United Kingdom

Tax Faculty supplements ICAEW’s Spring Budget 2024 representations by writing to government on HMRC service performance and VAT simplification.

On 29 January 2024, ICAEW Head of Tax Strategy, Frank Haskew, sent two letters to the Financial Secretary to the Treasury (FST), Nigel Huddleston MP.  

The first letter concerned HMRC service performance. It called for increased investment in HMRC to develop better digital services. Additionally, it recommends that HMRC should improve customer support until these services can be demonstrated to reduce phone and telephone demand. The full list of recommendations is as follows: 

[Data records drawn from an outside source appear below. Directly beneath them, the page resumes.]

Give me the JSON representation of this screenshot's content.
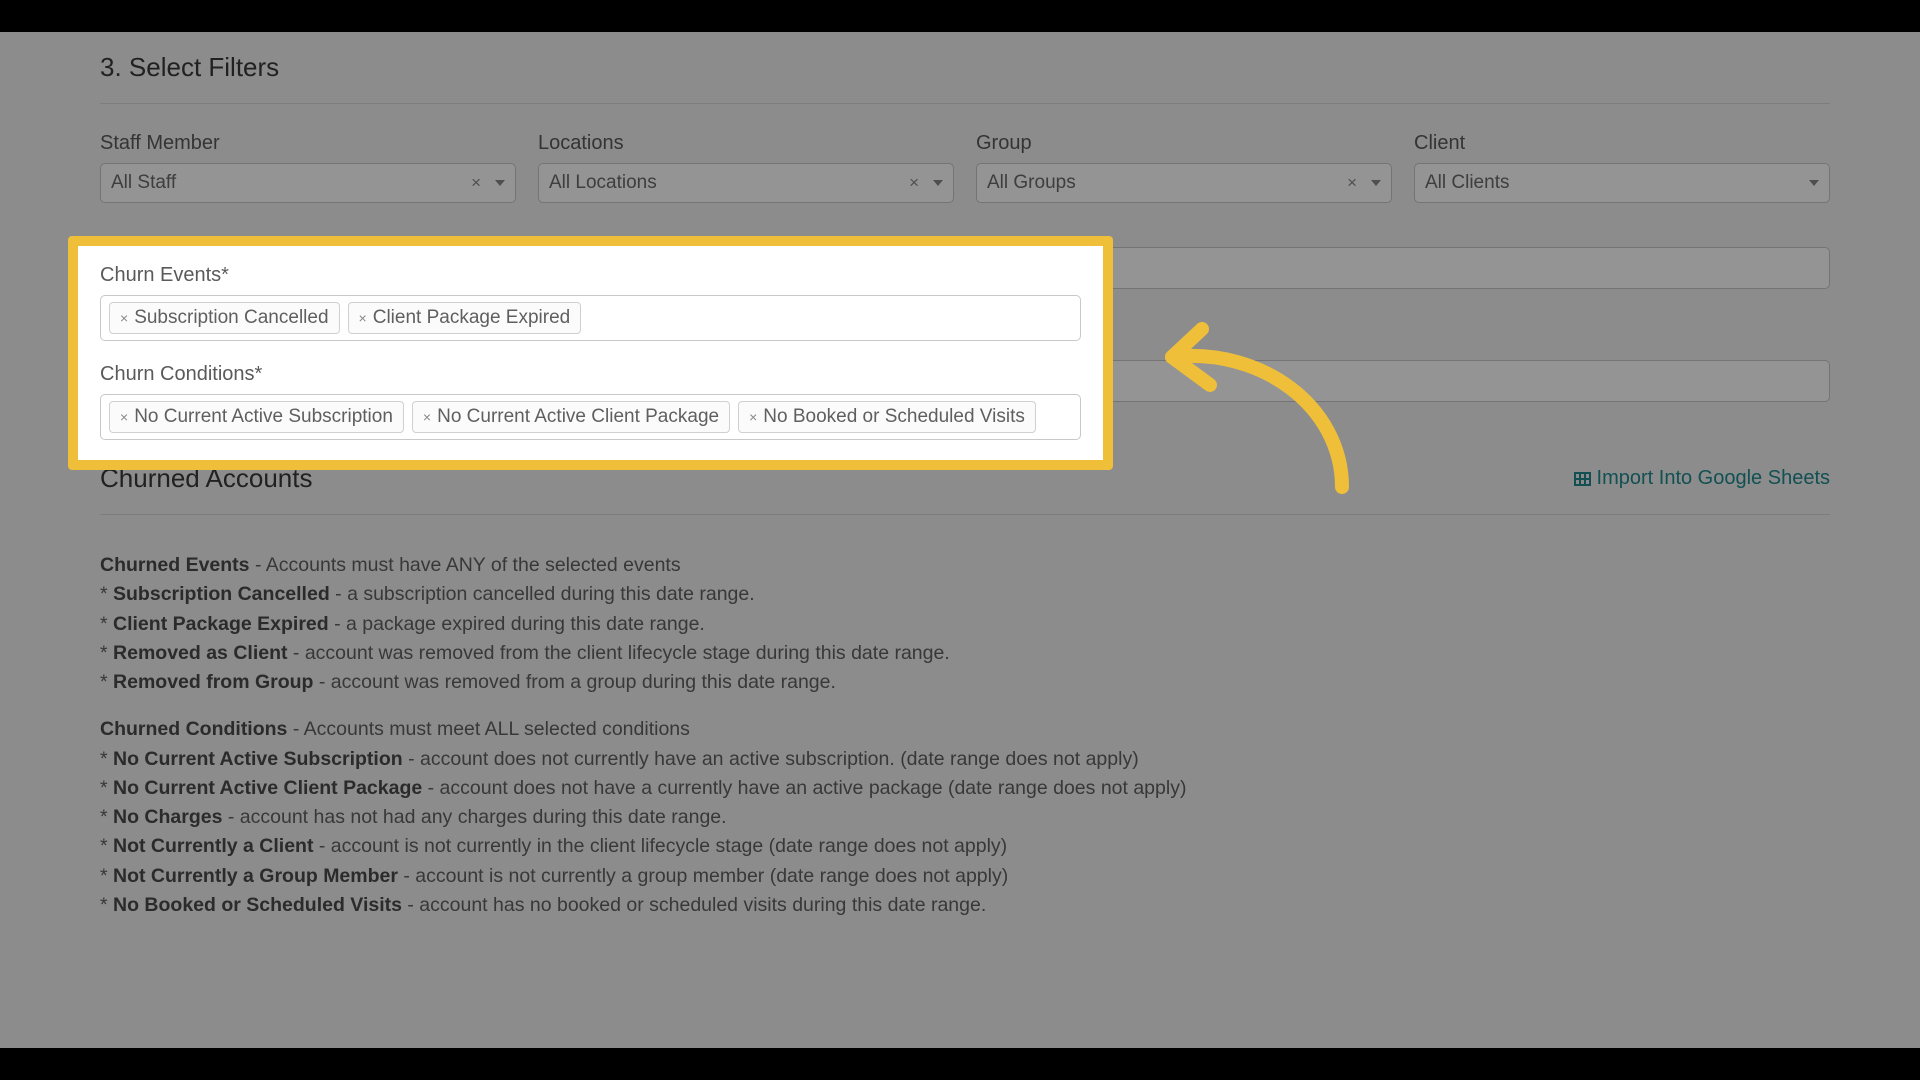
{
  "section_title": "3. Select Filters",
  "filters": {
    "staff": {
      "label": "Staff Member",
      "value": "All Staff",
      "clearable": true
    },
    "loc": {
      "label": "Locations",
      "value": "All Locations",
      "clearable": true
    },
    "group": {
      "label": "Group",
      "value": "All Groups",
      "clearable": true
    },
    "client": {
      "label": "Client",
      "value": "All Clients",
      "clearable": false
    }
  },
  "highlight": {
    "events_label": "Churn Events*",
    "events": [
      "Subscription Cancelled",
      "Client Package Expired"
    ],
    "conditions_label": "Churn Conditions*",
    "conditions": [
      "No Current Active Subscription",
      "No Current Active Client Package",
      "No Booked or Scheduled Visits"
    ]
  },
  "accounts": {
    "title": "Churned Accounts",
    "import_label": "Import Into Google Sheets"
  },
  "desc": {
    "ev_intro_b": "Churned Events",
    "ev_intro_r": " - Accounts must have ANY of the selected events",
    "ev": [
      {
        "b": "Subscription Cancelled",
        "r": " - a subscription cancelled during this date range."
      },
      {
        "b": "Client Package Expired",
        "r": " - a package expired during this date range."
      },
      {
        "b": "Removed as Client",
        "r": " - account was removed from the client lifecycle stage during this date range."
      },
      {
        "b": "Removed from Group",
        "r": " - account was removed from a group during this date range."
      }
    ],
    "cd_intro_b": "Churned Conditions",
    "cd_intro_r": " - Accounts must meet ALL selected conditions",
    "cd": [
      {
        "b": "No Current Active Subscription",
        "r": " - account does not currently have an active subscription. (date range does not apply)"
      },
      {
        "b": "No Current Active Client Package",
        "r": " - account does not have a currently have an active package (date range does not apply)"
      },
      {
        "b": "No Charges",
        "r": " - account has not had any charges during this date range."
      },
      {
        "b": "Not Currently a Client",
        "r": " - account is not currently in the client lifecycle stage (date range does not apply)"
      },
      {
        "b": "Not Currently a Group Member",
        "r": " - account is not currently a group member (date range does not apply)"
      },
      {
        "b": "No Booked or Scheduled Visits",
        "r": " - account has no booked or scheduled visits during this date range."
      }
    ]
  }
}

  • setting up an HMRC taskforce to clear the backlog of correspondence and to keep on top of it;
  • better prioritisation of HMRC resources. ICAEW thinks there may be scope to refocus HMRC resources onto the development of digital services and altering processes that will reduce phone and post demand in the short to medium term. This is particularly the case for digital services for agents. We have provided a list of possibilities to HMRC. As part of this reprioritisation, HMRC may need to stop some activities;
  • greater consideration of the impact of any tax policy changes on HMRC’s effectiveness. This includes, for example, the increase in the number of taxpayers who will need to complete self assessment tax returns because of the freezing and reduction of bands and allowances;
  • bringing about a step change in HMRC’s approach to driving forward improvements, along with greater accountability;
  • ensuring that any tax policy changes adopt a ‘digital first’ position with the aim of reducing the administration burdens placed on HMRC and taxpayers; and
  • radical simplification of the tax system in the longer term so that taxpayers are able to successfully engage with it without needing to seek help from HMRC. 

The second letter focused on VAT simplification. It recommends that HM Treasury alter HMRC policy to ensure that import VAT can be recovered by any business importing goods in which it has an ‘economic interest’. This would support businesses that process goods in the UK on behalf of third parties, and UK businesses importing goods on hire, such as heavy plant for infrastructure projects. 

The letter also called for the thresholds for simplified VAT accounting schemes to be reviewed. The cash accounting, annual accounting, and flat rate schemes are designed to reduce the administrative burden for small businesses when they register for VAT. However, these thresholds have not changed for at least 15 years. Given the impact of inflation, more and more small businesses are losing access to these simplified VAT accounting schemes each year.